Safer Chemicals Healthy Families, Labor Council for Latin American Advancement and Earthjustice said Wednesday that the EPA is obligated to ban the use of methylene chloride, but it has not yet taken action to do so.

The EPA proposed a ban in January 2017, under former President Obama. And while former EPA head Scott PruittEdward (Scott) Scott PruittOVERNIGHT ENERGY: House Democrats chart course to 'solving the climate crisis' by 2050 | Commerce Department led 'flawed process' on Sharpiegate, watchdog finds | EPA to end policy suspending pollution monitoring by end of summer Watchdog: EPA hasn't provided 'sufficient justification' for decision not to recover Pruitt travel spending OVERNIGHT ENERGY: DOJ whistleblower says California emissions probe was 'abuse of authority' | EPA won't defend policy blocking grantees from serving on boards | Minnesota sues Exxon, others over climate change MORE promised to move forward with the ban earlier this year, the agency has not released a final version of the regulation.


In the meantime, eight major home improvement and auto parts retailers have taken their own actions to stop selling products containing methylene chloride.

“Since EPA proposed its methylene chloride ban, four American families have lost loved ones. In light of the Trump EPA’s continued failure to act, retailers are stepping up and taking action to protect their customers from this dangerous chemical,” Liz Hitchcock, director of Safer Chemicals Healthy Families, said in a statement. “EPA must follow the home improvement industry’s lead and ban these deadly paint removers from store shelves and workplaces nationwide.”

EPA spokeswoman Molly Block said the agency would "continue to work towards a solution" on methylene chloride.

"EPA is currently evaluating the proposal and regulation of this substance and its uses to determine the appropriate regulation — and its legal defensibility," she said in a statement.

After the EPA didn’t take any visible action on methylene chloride, Pruitt met in May with families of victims of the chemical.

Following that meeting, EPA released a statement saying it would move forward with the ban, and Pruitt confirmed his intent to do so at a congressional hearing later that month.

Methylene chloride can cause asphyxiation, heart failure and death, while long-term exposure to small amounts can increase cancer risks.

The parties threatening to sue include two women whose sons have recently died from exposure to the compound.

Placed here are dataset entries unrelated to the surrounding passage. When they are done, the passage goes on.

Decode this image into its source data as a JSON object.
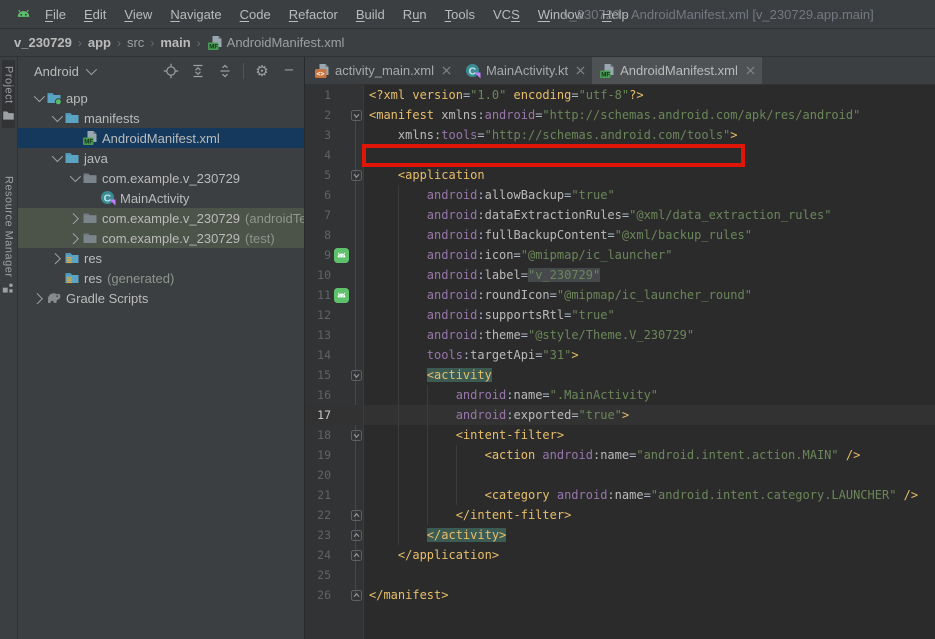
{
  "window": {
    "title": "v_230729 - AndroidManifest.xml [v_230729.app.main]"
  },
  "menu": {
    "items": [
      {
        "label": "File",
        "m": 0
      },
      {
        "label": "Edit",
        "m": 0
      },
      {
        "label": "View",
        "m": 0
      },
      {
        "label": "Navigate",
        "m": 0
      },
      {
        "label": "Code",
        "m": 0
      },
      {
        "label": "Refactor",
        "m": 0
      },
      {
        "label": "Build",
        "m": 0
      },
      {
        "label": "Run",
        "m": 1
      },
      {
        "label": "Tools",
        "m": 0
      },
      {
        "label": "VCS",
        "m": 2
      },
      {
        "label": "Window",
        "m": 0
      },
      {
        "label": "Help",
        "m": 0
      }
    ]
  },
  "breadcrumb": {
    "separator": "›",
    "items": [
      {
        "label": "v_230729",
        "bold": true,
        "icon": ""
      },
      {
        "label": "app",
        "bold": true,
        "icon": ""
      },
      {
        "label": "src",
        "bold": false,
        "icon": ""
      },
      {
        "label": "main",
        "bold": true,
        "icon": ""
      },
      {
        "label": "AndroidManifest.xml",
        "bold": false,
        "icon": "manifest-file-icon"
      }
    ]
  },
  "stripe": {
    "items": [
      {
        "label": "Project",
        "icon": "stripe-folder-icon",
        "active": true
      },
      {
        "label": "Resource Manager",
        "icon": "resource-manager-icon",
        "active": false
      }
    ]
  },
  "project": {
    "selector_label": "Android",
    "toolbar": [
      "locate-icon",
      "expand-all-icon",
      "collapse-all-icon",
      "separator",
      "gear-icon",
      "hide-icon"
    ],
    "tree": [
      {
        "label": "app",
        "suffix": "",
        "level": 0,
        "chevron": "down",
        "icon": "app-folder-icon",
        "state": ""
      },
      {
        "label": "manifests",
        "suffix": "",
        "level": 1,
        "chevron": "down",
        "icon": "folder-icon",
        "state": ""
      },
      {
        "label": "AndroidManifest.xml",
        "suffix": "",
        "level": 2,
        "chevron": "none",
        "icon": "manifest-file-icon",
        "state": "selected"
      },
      {
        "label": "java",
        "suffix": "",
        "level": 1,
        "chevron": "down",
        "icon": "folder-icon",
        "state": ""
      },
      {
        "label": "com.example.v_230729",
        "suffix": "",
        "level": 2,
        "chevron": "down",
        "icon": "package-icon",
        "state": ""
      },
      {
        "label": "MainActivity",
        "suffix": "",
        "level": 3,
        "chevron": "none",
        "icon": "kotlin-class-icon",
        "state": ""
      },
      {
        "label": "com.example.v_230729",
        "suffix": "(androidTest)",
        "level": 2,
        "chevron": "right",
        "icon": "package-icon",
        "state": "highlight"
      },
      {
        "label": "com.example.v_230729",
        "suffix": "(test)",
        "level": 2,
        "chevron": "right",
        "icon": "package-icon",
        "state": "highlight"
      },
      {
        "label": "res",
        "suffix": "",
        "level": 1,
        "chevron": "right",
        "icon": "res-folder-icon",
        "state": ""
      },
      {
        "label": "res",
        "suffix": "(generated)",
        "level": 1,
        "chevron": "none",
        "icon": "res-folder-icon",
        "state": ""
      },
      {
        "label": "Gradle Scripts",
        "suffix": "",
        "level": 0,
        "chevron": "right",
        "icon": "gradle-icon",
        "state": ""
      }
    ]
  },
  "editor": {
    "tabs": [
      {
        "label": "activity_main.xml",
        "icon": "xml-file-icon",
        "active": false
      },
      {
        "label": "MainActivity.kt",
        "icon": "kotlin-class-icon",
        "active": false
      },
      {
        "label": "AndroidManifest.xml",
        "icon": "manifest-file-icon",
        "active": true
      }
    ],
    "lines": [
      {
        "n": 1,
        "fold": "",
        "gutter_icon": "",
        "current": false,
        "seg": [
          [
            "tag",
            "<?xml "
          ],
          [
            "tag",
            "version"
          ],
          [
            "g",
            "="
          ],
          [
            "str",
            "\"1.0\""
          ],
          [
            "g",
            " "
          ],
          [
            "tag",
            "encoding"
          ],
          [
            "g",
            "="
          ],
          [
            "str",
            "\"utf-8\""
          ],
          [
            "tag",
            "?>"
          ]
        ]
      },
      {
        "n": 2,
        "fold": "start",
        "gutter_icon": "",
        "current": false,
        "seg": [
          [
            "tag",
            "<manifest "
          ],
          [
            "attr",
            "xmlns"
          ],
          [
            "g",
            ":"
          ],
          [
            "ns",
            "android"
          ],
          [
            "g",
            "="
          ],
          [
            "str",
            "\"http://schemas.android.com/apk/res/android\""
          ]
        ]
      },
      {
        "n": 3,
        "fold": "",
        "gutter_icon": "",
        "current": false,
        "seg": [
          [
            "g",
            "    "
          ],
          [
            "attr",
            "xmlns"
          ],
          [
            "g",
            ":"
          ],
          [
            "ns",
            "tools"
          ],
          [
            "g",
            "="
          ],
          [
            "str",
            "\"http://schemas.android.com/tools\""
          ],
          [
            "tag",
            ">"
          ]
        ]
      },
      {
        "n": 4,
        "fold": "",
        "gutter_icon": "",
        "current": false,
        "seg": []
      },
      {
        "n": 5,
        "fold": "start",
        "gutter_icon": "",
        "current": false,
        "seg": [
          [
            "g",
            "    "
          ],
          [
            "tag",
            "<application"
          ]
        ]
      },
      {
        "n": 6,
        "fold": "",
        "gutter_icon": "",
        "current": false,
        "seg": [
          [
            "g",
            "        "
          ],
          [
            "ns",
            "android"
          ],
          [
            "g",
            ":"
          ],
          [
            "attr",
            "allowBackup"
          ],
          [
            "g",
            "="
          ],
          [
            "str",
            "\"true\""
          ]
        ]
      },
      {
        "n": 7,
        "fold": "",
        "gutter_icon": "",
        "current": false,
        "seg": [
          [
            "g",
            "        "
          ],
          [
            "ns",
            "android"
          ],
          [
            "g",
            ":"
          ],
          [
            "attr",
            "dataExtractionRules"
          ],
          [
            "g",
            "="
          ],
          [
            "str",
            "\"@xml/data_extraction_rules\""
          ]
        ]
      },
      {
        "n": 8,
        "fold": "",
        "gutter_icon": "",
        "current": false,
        "seg": [
          [
            "g",
            "        "
          ],
          [
            "ns",
            "android"
          ],
          [
            "g",
            ":"
          ],
          [
            "attr",
            "fullBackupContent"
          ],
          [
            "g",
            "="
          ],
          [
            "str",
            "\"@xml/backup_rules\""
          ]
        ]
      },
      {
        "n": 9,
        "fold": "",
        "gutter_icon": "android-launcher-icon",
        "current": false,
        "seg": [
          [
            "g",
            "        "
          ],
          [
            "ns",
            "android"
          ],
          [
            "g",
            ":"
          ],
          [
            "attr",
            "icon"
          ],
          [
            "g",
            "="
          ],
          [
            "str",
            "\"@mipmap/ic_launcher\""
          ]
        ]
      },
      {
        "n": 10,
        "fold": "",
        "gutter_icon": "",
        "current": false,
        "seg": [
          [
            "g",
            "        "
          ],
          [
            "ns",
            "android"
          ],
          [
            "g",
            ":"
          ],
          [
            "attr",
            "label"
          ],
          [
            "g",
            "="
          ],
          [
            "strhl",
            "\"v_230729\""
          ]
        ]
      },
      {
        "n": 11,
        "fold": "",
        "gutter_icon": "android-launcher-icon",
        "current": false,
        "seg": [
          [
            "g",
            "        "
          ],
          [
            "ns",
            "android"
          ],
          [
            "g",
            ":"
          ],
          [
            "attr",
            "roundIcon"
          ],
          [
            "g",
            "="
          ],
          [
            "str",
            "\"@mipmap/ic_launcher_round\""
          ]
        ]
      },
      {
        "n": 12,
        "fold": "",
        "gutter_icon": "",
        "current": false,
        "seg": [
          [
            "g",
            "        "
          ],
          [
            "ns",
            "android"
          ],
          [
            "g",
            ":"
          ],
          [
            "attr",
            "supportsRtl"
          ],
          [
            "g",
            "="
          ],
          [
            "str",
            "\"true\""
          ]
        ]
      },
      {
        "n": 13,
        "fold": "",
        "gutter_icon": "",
        "current": false,
        "seg": [
          [
            "g",
            "        "
          ],
          [
            "ns",
            "android"
          ],
          [
            "g",
            ":"
          ],
          [
            "attr",
            "theme"
          ],
          [
            "g",
            "="
          ],
          [
            "str",
            "\"@style/Theme.V_230729\""
          ]
        ]
      },
      {
        "n": 14,
        "fold": "",
        "gutter_icon": "",
        "current": false,
        "seg": [
          [
            "g",
            "        "
          ],
          [
            "ns",
            "tools"
          ],
          [
            "g",
            ":"
          ],
          [
            "attr",
            "targetApi"
          ],
          [
            "g",
            "="
          ],
          [
            "str",
            "\"31\""
          ],
          [
            "tag",
            ">"
          ]
        ]
      },
      {
        "n": 15,
        "fold": "start",
        "gutter_icon": "",
        "current": false,
        "seg": [
          [
            "g",
            "        "
          ],
          [
            "taghl",
            "<activity"
          ]
        ]
      },
      {
        "n": 16,
        "fold": "",
        "gutter_icon": "",
        "current": false,
        "seg": [
          [
            "g",
            "            "
          ],
          [
            "ns",
            "android"
          ],
          [
            "g",
            ":"
          ],
          [
            "attr",
            "name"
          ],
          [
            "g",
            "="
          ],
          [
            "str",
            "\".MainActivity\""
          ]
        ]
      },
      {
        "n": 17,
        "fold": "",
        "gutter_icon": "",
        "current": true,
        "seg": [
          [
            "g",
            "            "
          ],
          [
            "ns",
            "android"
          ],
          [
            "g",
            ":"
          ],
          [
            "attr",
            "exported"
          ],
          [
            "g",
            "="
          ],
          [
            "str",
            "\"true\""
          ],
          [
            "tag",
            ">"
          ]
        ]
      },
      {
        "n": 18,
        "fold": "start",
        "gutter_icon": "",
        "current": false,
        "seg": [
          [
            "g",
            "            "
          ],
          [
            "tag",
            "<intent-filter>"
          ]
        ]
      },
      {
        "n": 19,
        "fold": "",
        "gutter_icon": "",
        "current": false,
        "seg": [
          [
            "g",
            "                "
          ],
          [
            "tag",
            "<action "
          ],
          [
            "ns",
            "android"
          ],
          [
            "g",
            ":"
          ],
          [
            "attr",
            "name"
          ],
          [
            "g",
            "="
          ],
          [
            "str",
            "\"android.intent.action.MAIN\""
          ],
          [
            "g",
            " "
          ],
          [
            "tag",
            "/>"
          ]
        ]
      },
      {
        "n": 20,
        "fold": "",
        "gutter_icon": "",
        "current": false,
        "seg": []
      },
      {
        "n": 21,
        "fold": "",
        "gutter_icon": "",
        "current": false,
        "seg": [
          [
            "g",
            "                "
          ],
          [
            "tag",
            "<category "
          ],
          [
            "ns",
            "android"
          ],
          [
            "g",
            ":"
          ],
          [
            "attr",
            "name"
          ],
          [
            "g",
            "="
          ],
          [
            "str",
            "\"android.intent.category.LAUNCHER\""
          ],
          [
            "g",
            " "
          ],
          [
            "tag",
            "/>"
          ]
        ]
      },
      {
        "n": 22,
        "fold": "end",
        "gutter_icon": "",
        "current": false,
        "seg": [
          [
            "g",
            "            "
          ],
          [
            "tag",
            "</intent-filter>"
          ]
        ]
      },
      {
        "n": 23,
        "fold": "end",
        "gutter_icon": "",
        "current": false,
        "seg": [
          [
            "g",
            "        "
          ],
          [
            "taghl",
            "</activity>"
          ]
        ]
      },
      {
        "n": 24,
        "fold": "end",
        "gutter_icon": "",
        "current": false,
        "seg": [
          [
            "g",
            "    "
          ],
          [
            "tag",
            "</application>"
          ]
        ]
      },
      {
        "n": 25,
        "fold": "",
        "gutter_icon": "",
        "current": false,
        "seg": []
      },
      {
        "n": 26,
        "fold": "end",
        "gutter_icon": "",
        "current": false,
        "seg": [
          [
            "tag",
            "</manifest>"
          ]
        ]
      }
    ]
  },
  "annotation": {
    "type": "highlight-rectangle",
    "line": 4,
    "color": "#DF1508"
  },
  "colors": {
    "editor_bg": "#2B2B2B",
    "panel_bg": "#3C3F41",
    "tree_selection": "#15395C",
    "tree_highlight": "#4C5349",
    "xml_tag": "#E8BF6A",
    "xml_attr": "#BABABA",
    "xml_namespace": "#9876AA",
    "xml_string": "#6A8759",
    "tag_match_bg": "#3C5B53",
    "current_line_bg": "#323232",
    "line_number": "#606366",
    "annotation_red": "#DF1508"
  }
}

The groups are bringing their action under the Frank R. Lautenberg Chemical Safety for the 21st Century Act. The law requires them to submit notice 60 days before filing an actual lawsuit.